The mesoscale precipitation distribution in mid-latitude continental regions: observational uncertainty and evaluation of 25-km global model simulations.

Tuesday, 16 December 2014
Pier Luigi Vidale1, Reinhard Schiemann2,3, Marie-Estelle Demory2 and Charles John Roberts2,3, (1)University of Reading, Reading, RG6, United Kingdom, (2)NCAS Climate, Reading, United Kingdom, (3)University of Reading, Reading, United Kingdom
Mid-latitude precipitation over land exhibits a high degree of variability due to the complex interaction of governing atmospheric processes with coastlines, the heterogeneous land surface, and orography. General circulation models (GCMs) have traditionally shown limited ability in capturing variability in the mesoscale range (here ~50–500 km), due to their low resolution. Recent advances in resolution have provided ensembles of multidecadal climate simulations with GCMs using ~25 km grid spacing. Here, we assess this class of GCM simulations, from the UPSCALE (UK on PrACE - weather-resolving Simulations of Climate for globAL Environmental risk) campaign.

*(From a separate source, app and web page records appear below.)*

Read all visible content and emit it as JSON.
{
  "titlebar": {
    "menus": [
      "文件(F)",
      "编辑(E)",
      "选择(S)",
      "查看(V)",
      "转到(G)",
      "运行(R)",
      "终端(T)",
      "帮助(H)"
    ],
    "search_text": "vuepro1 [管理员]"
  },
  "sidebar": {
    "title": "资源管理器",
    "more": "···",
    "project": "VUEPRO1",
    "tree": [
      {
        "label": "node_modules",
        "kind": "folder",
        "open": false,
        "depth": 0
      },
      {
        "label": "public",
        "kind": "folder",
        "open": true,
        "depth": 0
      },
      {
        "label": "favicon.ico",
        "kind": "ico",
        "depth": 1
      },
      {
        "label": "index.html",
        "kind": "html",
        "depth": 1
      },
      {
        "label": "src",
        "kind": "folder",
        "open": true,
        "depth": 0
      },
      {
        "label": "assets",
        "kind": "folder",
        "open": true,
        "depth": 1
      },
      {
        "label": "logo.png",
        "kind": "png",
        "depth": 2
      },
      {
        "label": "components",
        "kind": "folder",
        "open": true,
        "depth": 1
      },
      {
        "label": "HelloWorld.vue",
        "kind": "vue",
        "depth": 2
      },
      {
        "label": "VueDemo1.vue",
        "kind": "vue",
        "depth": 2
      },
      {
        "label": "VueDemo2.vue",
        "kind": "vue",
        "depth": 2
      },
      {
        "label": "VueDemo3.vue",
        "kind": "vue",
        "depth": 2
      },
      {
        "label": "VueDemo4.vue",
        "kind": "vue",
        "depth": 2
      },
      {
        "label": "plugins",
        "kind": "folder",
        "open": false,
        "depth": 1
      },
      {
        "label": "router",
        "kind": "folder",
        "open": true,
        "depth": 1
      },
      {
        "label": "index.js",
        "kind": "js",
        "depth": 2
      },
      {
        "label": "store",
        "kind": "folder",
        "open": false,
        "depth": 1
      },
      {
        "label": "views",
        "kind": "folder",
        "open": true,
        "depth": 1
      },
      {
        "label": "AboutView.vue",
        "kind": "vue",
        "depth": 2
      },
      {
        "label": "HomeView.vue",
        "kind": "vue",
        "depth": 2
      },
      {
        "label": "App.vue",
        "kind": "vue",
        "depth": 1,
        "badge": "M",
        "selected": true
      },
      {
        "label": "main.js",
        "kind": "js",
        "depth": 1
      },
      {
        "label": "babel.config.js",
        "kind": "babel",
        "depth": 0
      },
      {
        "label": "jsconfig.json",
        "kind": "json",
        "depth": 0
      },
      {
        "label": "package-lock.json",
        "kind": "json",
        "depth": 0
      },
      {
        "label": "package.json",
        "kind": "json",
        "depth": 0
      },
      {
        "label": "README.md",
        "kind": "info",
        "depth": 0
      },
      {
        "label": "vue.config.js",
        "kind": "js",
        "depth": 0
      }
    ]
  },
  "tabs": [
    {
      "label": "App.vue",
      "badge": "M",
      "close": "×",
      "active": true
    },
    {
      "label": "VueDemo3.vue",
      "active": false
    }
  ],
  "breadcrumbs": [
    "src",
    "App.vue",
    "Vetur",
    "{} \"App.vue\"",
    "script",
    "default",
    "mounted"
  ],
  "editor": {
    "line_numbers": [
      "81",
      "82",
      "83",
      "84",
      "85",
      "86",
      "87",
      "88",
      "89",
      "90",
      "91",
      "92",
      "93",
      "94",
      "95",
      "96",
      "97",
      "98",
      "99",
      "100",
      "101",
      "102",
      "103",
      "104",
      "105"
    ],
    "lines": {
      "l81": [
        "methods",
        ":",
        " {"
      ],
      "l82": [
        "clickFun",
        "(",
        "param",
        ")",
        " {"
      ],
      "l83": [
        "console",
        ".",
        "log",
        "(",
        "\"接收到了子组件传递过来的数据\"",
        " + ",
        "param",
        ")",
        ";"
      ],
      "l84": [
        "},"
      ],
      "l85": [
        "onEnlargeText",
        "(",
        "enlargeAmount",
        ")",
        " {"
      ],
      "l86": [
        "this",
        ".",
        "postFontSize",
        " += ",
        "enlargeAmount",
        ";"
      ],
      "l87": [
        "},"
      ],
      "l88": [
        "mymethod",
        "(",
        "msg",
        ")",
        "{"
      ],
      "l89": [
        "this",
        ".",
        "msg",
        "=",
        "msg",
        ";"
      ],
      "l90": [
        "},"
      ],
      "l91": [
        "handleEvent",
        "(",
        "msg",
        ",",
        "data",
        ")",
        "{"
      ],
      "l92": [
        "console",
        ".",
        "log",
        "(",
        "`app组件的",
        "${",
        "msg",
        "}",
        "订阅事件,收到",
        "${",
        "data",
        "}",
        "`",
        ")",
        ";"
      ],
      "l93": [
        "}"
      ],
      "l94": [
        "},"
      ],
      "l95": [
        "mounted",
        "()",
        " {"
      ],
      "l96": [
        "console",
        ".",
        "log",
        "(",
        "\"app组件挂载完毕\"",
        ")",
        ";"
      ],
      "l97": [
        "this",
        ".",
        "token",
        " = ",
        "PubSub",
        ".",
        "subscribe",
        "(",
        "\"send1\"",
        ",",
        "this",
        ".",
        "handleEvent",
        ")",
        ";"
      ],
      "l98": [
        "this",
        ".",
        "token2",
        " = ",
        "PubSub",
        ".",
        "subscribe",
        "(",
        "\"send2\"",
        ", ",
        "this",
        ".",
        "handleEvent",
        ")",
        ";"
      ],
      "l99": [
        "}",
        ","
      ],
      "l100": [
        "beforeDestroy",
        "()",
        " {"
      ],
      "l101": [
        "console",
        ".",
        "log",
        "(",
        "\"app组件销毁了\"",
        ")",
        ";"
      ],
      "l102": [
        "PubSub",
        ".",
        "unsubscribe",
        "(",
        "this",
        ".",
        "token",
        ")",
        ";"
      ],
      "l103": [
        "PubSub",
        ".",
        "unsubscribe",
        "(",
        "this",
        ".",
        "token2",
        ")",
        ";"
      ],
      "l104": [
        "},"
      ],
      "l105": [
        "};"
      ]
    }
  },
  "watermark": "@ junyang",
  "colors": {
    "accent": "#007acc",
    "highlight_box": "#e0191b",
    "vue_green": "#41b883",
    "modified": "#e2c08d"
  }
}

Increased model resolution also poses new challenges to the observational datasets used to evaluate models. Global gridded data products (e.g. from the Global Precipitation Climatology Project, GPCP) are invaluable for assessing large-scale precipitation features, but may not sufficiently resolve mesoscale structures. In the absence of alternative estimates, the intercomparison of specialised, regional observational datasets may be the only way to gain insight into the uncertainties associated with these observations. We focus on three mid-latitude continental regions where gridded precipitation observations based on higher-density gauge networks are available, complementing the global data sets: Europe (with a particular emphasis on the Alps), South and East Asia, and the continental US.

Additional motivation, and opportunity, arises from continuing efforts to quantify the components of the global radiation budget and water cycle. Recent estimates based on radiation measurements suggest that the global mean precipitation/evaporation may be up to 10 Wm-2 (about 0.35 mm day-1) larger than the estimate obtained from GPCP. While the main part of this discrepancy is thought to be due to the underestimation of remotely-sensed ocean precipitation, there is also considerable uncertainty about ‘unobserved’ precipitation over land, in particular in the form of snow in regions of high latitude/altitude.

Combining the strength of these different observations, we present case studies of how area-averaged mountain precipitation is represented in different observational datasets and by a GCM at different resolutions.